The traditional value that is most in conflict with dominate traditional values is their belief that all of nature is sacred and the spirit of the deceased ancestors remain alive in nature. Consequently any assault on our environment is an assault on them.

Because I wasn’t raised within the Native American/First Nation community, this feeling of being one with nature is hard for me to get my mind around and hold onto. I was indoctrinated from a very early age with the values of commercialism and personal wealth and possession of things. That is our tradition.

I have been reading a number of novels by Native American authors and want to assimilate these values – I still don’t totally understand but I respect their traditions. They feel sound.

The problem seems to be that large numbers of people cannot be sustained within their environmental value system unless we are willing to give up a whole lot of things.

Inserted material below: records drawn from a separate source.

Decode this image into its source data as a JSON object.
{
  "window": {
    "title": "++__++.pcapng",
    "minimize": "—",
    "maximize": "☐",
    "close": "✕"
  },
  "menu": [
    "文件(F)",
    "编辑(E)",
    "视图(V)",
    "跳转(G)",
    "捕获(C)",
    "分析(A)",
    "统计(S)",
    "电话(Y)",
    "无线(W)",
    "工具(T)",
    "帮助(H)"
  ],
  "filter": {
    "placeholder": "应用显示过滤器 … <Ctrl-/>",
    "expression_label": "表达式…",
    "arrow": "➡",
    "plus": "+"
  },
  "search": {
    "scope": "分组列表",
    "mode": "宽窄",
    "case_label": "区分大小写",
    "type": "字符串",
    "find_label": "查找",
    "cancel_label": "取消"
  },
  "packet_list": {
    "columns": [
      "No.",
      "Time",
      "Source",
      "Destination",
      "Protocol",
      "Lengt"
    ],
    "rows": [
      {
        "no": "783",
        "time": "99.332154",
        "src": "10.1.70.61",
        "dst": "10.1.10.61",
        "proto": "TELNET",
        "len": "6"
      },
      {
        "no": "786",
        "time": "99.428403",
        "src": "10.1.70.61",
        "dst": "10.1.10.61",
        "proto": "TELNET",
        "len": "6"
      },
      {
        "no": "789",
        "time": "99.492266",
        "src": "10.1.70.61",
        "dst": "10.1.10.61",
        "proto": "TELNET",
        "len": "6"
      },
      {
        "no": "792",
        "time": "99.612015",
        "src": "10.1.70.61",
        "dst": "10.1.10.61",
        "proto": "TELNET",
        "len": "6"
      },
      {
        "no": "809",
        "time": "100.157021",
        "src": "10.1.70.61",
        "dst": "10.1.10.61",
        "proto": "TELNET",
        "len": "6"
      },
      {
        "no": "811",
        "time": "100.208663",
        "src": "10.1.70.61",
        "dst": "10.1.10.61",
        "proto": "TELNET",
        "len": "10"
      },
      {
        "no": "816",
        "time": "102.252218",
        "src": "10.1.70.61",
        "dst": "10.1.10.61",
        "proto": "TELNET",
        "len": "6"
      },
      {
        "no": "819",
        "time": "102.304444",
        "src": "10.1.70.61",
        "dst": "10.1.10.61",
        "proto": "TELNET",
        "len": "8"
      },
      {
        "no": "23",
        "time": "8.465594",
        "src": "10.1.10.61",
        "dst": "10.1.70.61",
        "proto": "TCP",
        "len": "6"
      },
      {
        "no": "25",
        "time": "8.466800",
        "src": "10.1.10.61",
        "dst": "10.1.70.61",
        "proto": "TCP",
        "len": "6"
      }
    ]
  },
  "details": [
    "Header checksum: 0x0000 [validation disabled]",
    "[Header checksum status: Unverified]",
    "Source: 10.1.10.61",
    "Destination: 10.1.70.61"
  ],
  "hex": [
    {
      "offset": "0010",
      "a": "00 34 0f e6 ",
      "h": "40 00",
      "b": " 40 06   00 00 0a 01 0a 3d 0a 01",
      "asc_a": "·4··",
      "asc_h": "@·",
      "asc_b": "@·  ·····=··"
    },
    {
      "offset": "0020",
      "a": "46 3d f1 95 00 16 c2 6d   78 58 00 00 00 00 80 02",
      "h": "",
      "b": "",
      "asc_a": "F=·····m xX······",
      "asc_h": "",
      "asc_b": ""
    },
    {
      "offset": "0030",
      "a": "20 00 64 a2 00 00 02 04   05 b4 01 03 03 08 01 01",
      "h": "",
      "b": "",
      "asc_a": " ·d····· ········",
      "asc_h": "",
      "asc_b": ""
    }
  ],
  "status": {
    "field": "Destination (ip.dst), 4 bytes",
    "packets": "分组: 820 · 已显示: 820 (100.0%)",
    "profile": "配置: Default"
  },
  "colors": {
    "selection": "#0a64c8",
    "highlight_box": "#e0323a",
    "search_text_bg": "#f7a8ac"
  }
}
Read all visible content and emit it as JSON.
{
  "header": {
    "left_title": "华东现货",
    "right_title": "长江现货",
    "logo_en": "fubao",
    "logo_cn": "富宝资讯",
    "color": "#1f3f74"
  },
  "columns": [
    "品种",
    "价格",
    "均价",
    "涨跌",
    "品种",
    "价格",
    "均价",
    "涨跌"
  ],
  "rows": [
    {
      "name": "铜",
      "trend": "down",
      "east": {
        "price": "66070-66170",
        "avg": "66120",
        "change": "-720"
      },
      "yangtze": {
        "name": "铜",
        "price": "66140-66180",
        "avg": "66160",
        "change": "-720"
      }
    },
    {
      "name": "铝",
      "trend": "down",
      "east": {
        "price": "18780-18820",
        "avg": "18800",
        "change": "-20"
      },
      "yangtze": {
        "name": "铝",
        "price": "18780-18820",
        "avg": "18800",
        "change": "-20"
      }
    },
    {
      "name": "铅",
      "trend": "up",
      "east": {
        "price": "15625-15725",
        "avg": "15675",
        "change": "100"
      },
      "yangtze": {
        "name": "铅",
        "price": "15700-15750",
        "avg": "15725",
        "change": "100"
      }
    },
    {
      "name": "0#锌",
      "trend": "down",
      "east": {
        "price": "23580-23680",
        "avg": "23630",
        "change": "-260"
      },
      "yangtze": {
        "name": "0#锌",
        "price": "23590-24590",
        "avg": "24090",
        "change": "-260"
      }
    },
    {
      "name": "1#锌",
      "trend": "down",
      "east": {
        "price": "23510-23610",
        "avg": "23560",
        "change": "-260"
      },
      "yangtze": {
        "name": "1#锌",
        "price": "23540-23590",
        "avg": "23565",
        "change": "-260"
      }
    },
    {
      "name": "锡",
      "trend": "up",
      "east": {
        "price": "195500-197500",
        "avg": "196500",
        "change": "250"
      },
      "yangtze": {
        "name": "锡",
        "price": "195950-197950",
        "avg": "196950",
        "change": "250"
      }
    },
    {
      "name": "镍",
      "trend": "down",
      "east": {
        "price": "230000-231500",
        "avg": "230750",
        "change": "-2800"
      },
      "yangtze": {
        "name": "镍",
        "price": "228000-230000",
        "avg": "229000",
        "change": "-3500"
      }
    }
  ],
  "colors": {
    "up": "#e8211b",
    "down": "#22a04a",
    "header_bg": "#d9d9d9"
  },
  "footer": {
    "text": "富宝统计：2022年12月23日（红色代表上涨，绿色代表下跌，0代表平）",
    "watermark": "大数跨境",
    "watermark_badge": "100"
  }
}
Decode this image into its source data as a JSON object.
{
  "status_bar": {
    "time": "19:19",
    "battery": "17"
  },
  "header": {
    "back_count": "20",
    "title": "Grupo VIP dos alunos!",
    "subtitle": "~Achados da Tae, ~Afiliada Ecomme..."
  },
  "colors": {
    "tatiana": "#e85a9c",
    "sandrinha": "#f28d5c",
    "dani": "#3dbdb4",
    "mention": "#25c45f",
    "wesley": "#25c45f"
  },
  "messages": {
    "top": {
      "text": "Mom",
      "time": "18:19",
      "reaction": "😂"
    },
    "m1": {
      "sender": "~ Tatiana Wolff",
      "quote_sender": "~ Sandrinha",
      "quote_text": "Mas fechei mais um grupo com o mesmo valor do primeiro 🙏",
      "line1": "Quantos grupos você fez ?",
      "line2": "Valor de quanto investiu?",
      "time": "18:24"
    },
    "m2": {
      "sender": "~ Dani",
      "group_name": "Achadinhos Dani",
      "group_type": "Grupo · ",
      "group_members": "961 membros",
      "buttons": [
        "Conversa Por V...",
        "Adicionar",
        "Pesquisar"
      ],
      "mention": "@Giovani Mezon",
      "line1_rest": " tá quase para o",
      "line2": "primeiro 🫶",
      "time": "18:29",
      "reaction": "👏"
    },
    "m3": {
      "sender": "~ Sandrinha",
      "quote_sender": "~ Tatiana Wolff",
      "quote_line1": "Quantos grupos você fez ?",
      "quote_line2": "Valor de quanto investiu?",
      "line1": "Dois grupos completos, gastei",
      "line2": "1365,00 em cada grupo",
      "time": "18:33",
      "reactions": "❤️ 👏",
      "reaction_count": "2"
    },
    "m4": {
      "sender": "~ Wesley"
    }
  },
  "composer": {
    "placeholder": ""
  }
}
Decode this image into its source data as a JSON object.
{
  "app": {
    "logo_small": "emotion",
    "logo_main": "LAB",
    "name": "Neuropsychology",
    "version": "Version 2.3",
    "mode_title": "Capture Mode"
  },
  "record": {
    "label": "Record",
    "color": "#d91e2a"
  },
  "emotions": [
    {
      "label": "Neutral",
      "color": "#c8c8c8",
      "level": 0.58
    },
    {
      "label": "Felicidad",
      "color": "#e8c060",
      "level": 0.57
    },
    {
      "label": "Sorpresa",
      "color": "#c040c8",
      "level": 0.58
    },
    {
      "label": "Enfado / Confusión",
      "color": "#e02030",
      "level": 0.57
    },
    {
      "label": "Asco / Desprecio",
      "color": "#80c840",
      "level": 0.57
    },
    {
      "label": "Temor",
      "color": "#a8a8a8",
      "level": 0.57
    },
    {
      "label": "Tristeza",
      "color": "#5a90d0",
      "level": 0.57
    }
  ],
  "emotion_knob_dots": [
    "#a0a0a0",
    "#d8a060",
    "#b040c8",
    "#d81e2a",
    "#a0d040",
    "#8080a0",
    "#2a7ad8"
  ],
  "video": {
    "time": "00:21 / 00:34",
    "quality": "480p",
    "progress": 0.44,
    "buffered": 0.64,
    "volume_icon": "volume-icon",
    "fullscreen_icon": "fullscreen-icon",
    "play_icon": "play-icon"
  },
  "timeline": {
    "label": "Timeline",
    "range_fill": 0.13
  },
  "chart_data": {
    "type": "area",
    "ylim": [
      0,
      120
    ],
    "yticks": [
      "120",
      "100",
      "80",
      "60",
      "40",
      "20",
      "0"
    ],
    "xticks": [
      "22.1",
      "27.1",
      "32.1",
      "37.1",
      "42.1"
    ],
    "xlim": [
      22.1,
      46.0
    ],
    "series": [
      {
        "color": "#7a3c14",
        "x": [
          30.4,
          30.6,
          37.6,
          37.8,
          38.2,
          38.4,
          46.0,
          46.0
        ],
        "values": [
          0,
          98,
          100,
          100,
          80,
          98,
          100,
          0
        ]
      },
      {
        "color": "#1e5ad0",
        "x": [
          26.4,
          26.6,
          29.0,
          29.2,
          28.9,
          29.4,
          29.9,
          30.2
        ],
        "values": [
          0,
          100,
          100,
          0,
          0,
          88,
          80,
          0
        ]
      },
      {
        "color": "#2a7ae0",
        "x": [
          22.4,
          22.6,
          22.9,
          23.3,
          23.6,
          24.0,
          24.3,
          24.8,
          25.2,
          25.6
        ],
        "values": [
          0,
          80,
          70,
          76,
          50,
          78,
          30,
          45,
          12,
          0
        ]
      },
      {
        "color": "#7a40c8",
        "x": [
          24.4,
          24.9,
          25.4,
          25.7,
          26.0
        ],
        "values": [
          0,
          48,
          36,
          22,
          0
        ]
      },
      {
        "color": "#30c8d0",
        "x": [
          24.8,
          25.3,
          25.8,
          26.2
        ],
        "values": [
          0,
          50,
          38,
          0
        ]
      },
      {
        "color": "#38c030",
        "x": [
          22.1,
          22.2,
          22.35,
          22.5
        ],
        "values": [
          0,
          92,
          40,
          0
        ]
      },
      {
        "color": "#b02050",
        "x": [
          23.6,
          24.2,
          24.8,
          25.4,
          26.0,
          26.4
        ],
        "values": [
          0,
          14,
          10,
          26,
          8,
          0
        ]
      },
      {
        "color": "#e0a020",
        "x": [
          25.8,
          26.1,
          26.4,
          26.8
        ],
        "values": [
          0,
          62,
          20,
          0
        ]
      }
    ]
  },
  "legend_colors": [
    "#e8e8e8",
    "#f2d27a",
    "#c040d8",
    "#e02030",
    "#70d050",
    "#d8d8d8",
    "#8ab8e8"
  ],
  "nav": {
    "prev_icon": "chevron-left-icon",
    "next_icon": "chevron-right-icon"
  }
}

It requires a life with minimal processions to meet basic needs. It seems like the more I think about all that I have, the more I realize how my traditions are contributing to the raping of our earth. Ouch.

You can think about your interpretation of traditional in a photography post linked to: